______________________________________ Parts (%)______________________________________Lauric Acid 7.5Triethanolamine 15.0Alginic Acid 3.0Triethanolamine oleate 7.5Triethanolamine salt of coconutfatty acid chloride condensationproduct of collagen proteinhydrolysate(1) 11.5Sorbitol (70%) 10.0Sugar 0.5Preservatives 0.21Sequestrant 2.0Fragrance as neededWater to make 100 parts______________________________________
______________________________________ Parts (%)______________________________________Lauric Acid 7.5Triethanolamine 12.75Alginic Acid 3.00Triethanolamine oleate 7.5Triethanolamine salt of coconutfatty acid chloride condensationproduct of collagen proteinhydrolysate 11.5Glycerine 10.0Sequestrant 1.00Preservatives 0.15Fragrance as desiredWater to make 100 parts______________________________________
For evaluation of the shampoo formulations, they were comparison tested by actual application to the hair on the heads of human subjects by experienced beauty operators. The hair of the subjects' heads were usually separated into two parts by the beautician prior to the application; two different shampoo compositions were applied to each subject, each composition being applied separately but in the same operation to each one-half of the head.
Observations are made to give a wet and dry hair comparative evaluation with respect to certain features of the shampoo operation comparing the results on each side of the head.
In the information which follows, results are described of the comparison of shampoo compositions of the invention with prior art compositions and with other commercial competitive products.

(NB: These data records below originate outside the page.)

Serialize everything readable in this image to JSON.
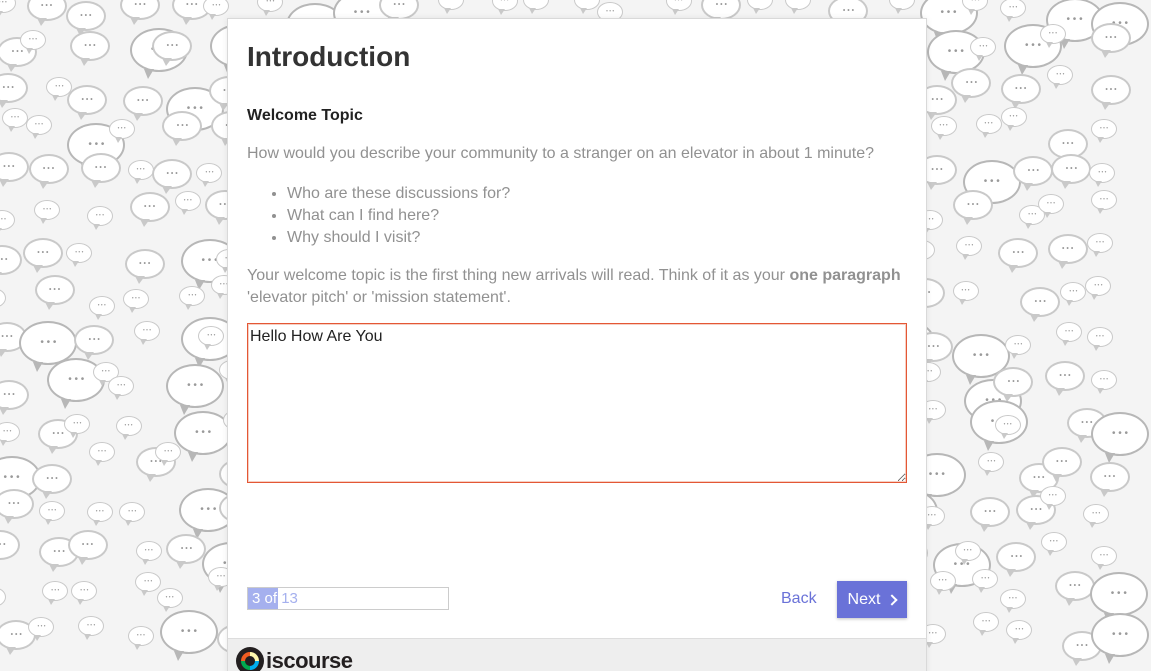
{
  "wizard": {
    "title": "Introduction",
    "field_label": "Welcome Topic",
    "question": "How would you describe your community to a stranger on an elevator in about 1 minute?",
    "bullets": [
      "Who are these discussions for?",
      "What can I find here?",
      "Why should I visit?"
    ],
    "explanation_before": "Your welcome topic is the first thing new arrivals will read. Think of it as your ",
    "explanation_bold": "one paragraph",
    "explanation_after": " 'elevator pitch' or 'mission statement'.",
    "textarea_value": "Hello How Are You",
    "progress": {
      "current": 3,
      "total": 13,
      "label_done": "3 of",
      "label_total": " 13"
    },
    "back_label": "Back",
    "next_label": "Next"
  },
  "footer": {
    "logo_text": "iscourse"
  },
  "icons": {
    "next": "chevron-right-icon",
    "logo": "discourse-logo-icon",
    "background": "speech-bubble-icon"
  },
  "colors": {
    "accent": "#6a72d8",
    "progress_fill": "#a5b0ee",
    "textarea_border": "#e45735",
    "muted_text": "#919191",
    "title_text": "#333333"
  }
}
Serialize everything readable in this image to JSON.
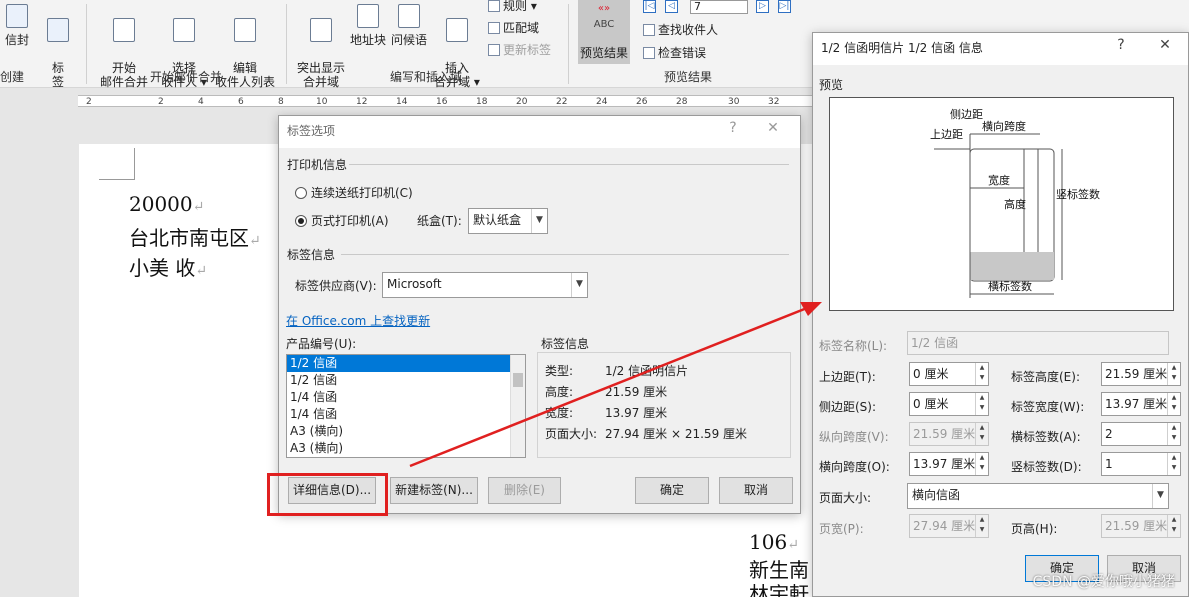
{
  "ribbon": {
    "buttons": {
      "envelope": "信封",
      "labels": "标\n签",
      "start_merge": "开始\n邮件合并 ▾",
      "select_recipients": "选择\n收件人 ▾",
      "edit_recipients": "编辑\n收件人列表",
      "highlight_fields": "突出显示\n合并域",
      "address_block": "地址块",
      "greeting": "问候语",
      "insert_field": "插入\n合并域 ▾",
      "preview_results": "预览结果",
      "preview_abc": "ABC",
      "preview_chev": "«»"
    },
    "mini": {
      "rules": "规则 ▾",
      "match_fields": "匹配域",
      "update_labels": "更新标签",
      "find_recipient": "查找收件人",
      "check_errors": "检查错误"
    },
    "record_value": "7",
    "groups": {
      "create": "创建",
      "start_merge": "开始邮件合并",
      "write_insert": "编写和插入域",
      "preview": "预览结果"
    }
  },
  "ruler": {
    "ticks": [
      "2",
      "2",
      "4",
      "6",
      "8",
      "10",
      "12",
      "14",
      "16",
      "18",
      "20",
      "22",
      "24",
      "26",
      "28",
      "30",
      "32"
    ]
  },
  "document": {
    "zip": "20000",
    "address": "台北市南屯区",
    "recipient": "小美 收",
    "zip2": "106",
    "address2": "新生南",
    "recipient2": "林宇軒",
    "para_mark": "↵",
    "corner_mark": "⌐"
  },
  "label_options": {
    "title": "标签选项",
    "help": "?",
    "close": "✕",
    "printer_info": "打印机信息",
    "continuous": "连续送纸打印机(C)",
    "page_printer": "页式打印机(A)",
    "tray_label": "纸盒(T):",
    "tray_value": "默认纸盒",
    "label_info": "标签信息",
    "vendor_label": "标签供应商(V):",
    "vendor_value": "Microsoft",
    "office_link": "在 Office.com 上查找更新",
    "product_label": "产品编号(U):",
    "products": [
      "1/2 信函",
      "1/2 信函",
      "1/4 信函",
      "1/4 信函",
      "A3 (横向)",
      "A3 (横向)"
    ],
    "selected_index": 0,
    "details_title": "标签信息",
    "type_label": "类型:",
    "type_value": "1/2 信函明信片",
    "height_label": "高度:",
    "height_value": "21.59 厘米",
    "width_label": "宽度:",
    "width_value": "13.97 厘米",
    "pagesize_label": "页面大小:",
    "pagesize_value": "27.94 厘米 × 21.59 厘米",
    "details_btn": "详细信息(D)...",
    "new_label_btn": "新建标签(N)...",
    "delete_btn": "删除(E)",
    "ok_btn": "确定",
    "cancel_btn": "取消"
  },
  "details": {
    "title": "1/2 信函明信片 1/2 信函 信息",
    "help": "?",
    "close": "✕",
    "preview_label": "预览",
    "pv": {
      "side_margin": "侧边距",
      "top_margin": "上边距",
      "h_pitch": "横向跨度",
      "width": "宽度",
      "height": "高度",
      "v_count": "竖标签数",
      "h_count": "横标签数"
    },
    "name_label": "标签名称(L):",
    "name_value": "1/2 信函",
    "top_margin_label": "上边距(T):",
    "top_margin_value": "0 厘米",
    "side_margin_label": "侧边距(S):",
    "side_margin_value": "0 厘米",
    "v_pitch_label": "纵向跨度(V):",
    "v_pitch_value": "21.59 厘米",
    "h_pitch_label": "横向跨度(O):",
    "h_pitch_value": "13.97 厘米",
    "label_height_label": "标签高度(E):",
    "label_height_value": "21.59 厘米",
    "label_width_label": "标签宽度(W):",
    "label_width_value": "13.97 厘米",
    "across_label": "横标签数(A):",
    "across_value": "2",
    "down_label": "竖标签数(D):",
    "down_value": "1",
    "page_size_label": "页面大小:",
    "page_size_value": "横向信函",
    "page_width_label": "页宽(P):",
    "page_width_value": "27.94 厘米",
    "page_height_label": "页高(H):",
    "page_height_value": "21.59 厘米",
    "ok_btn": "确定",
    "cancel_btn": "取消"
  },
  "watermark": "CSDN @爱你哦小猪猪",
  "colors": {
    "accent": "#0078d7",
    "highlight": "#e02020",
    "link": "#0563c1"
  }
}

The majority preferred the alginate composition and considered the results superior with respect to lather, lather volume, wet combability and cleanliness feel. As to the dry evaluation, the majority considered the alginate composition equal to or better than the non-alginate composition with respect to feel, luster, easy brushability, manageability, etc.
Using 10 subjects with professional operators, there was a preference by the majority for the composition of Example 3 with respect to improved lather and creamy feel, improved wet combability effect and cleaner feel or appearance as to observations on the wet hair.
There was a majority report on the dry hair effects as to equal or improved clean feel and ease of brushing, improved body, texture and manageability.
Using 12 subjects there was a definite preference by the majority for the composition of Example 3 with respect to the flash lather, volume of lather and creamy feel of the lather. On observations on the wet hair, for the majority of subjects, the results were considered equal to or better with respect to clean feel of the hair, rinseability of the lather and wet combability. In the evaluation of the dry hair, there was a definite preference by the majority for the composition of Example 3 with respect to cleanliness of the hair, ease of brushing, texture, etc.
Using 11 subjects with experienced operators, there was a definite preference for the composition of Example 4 on the wet hair observation for clean appearance and feel and ease of wet combability. On the dry evaluation there was a majority preference with respect to clean feel of the hair, improved body, ease of brushing, texture, and manageability.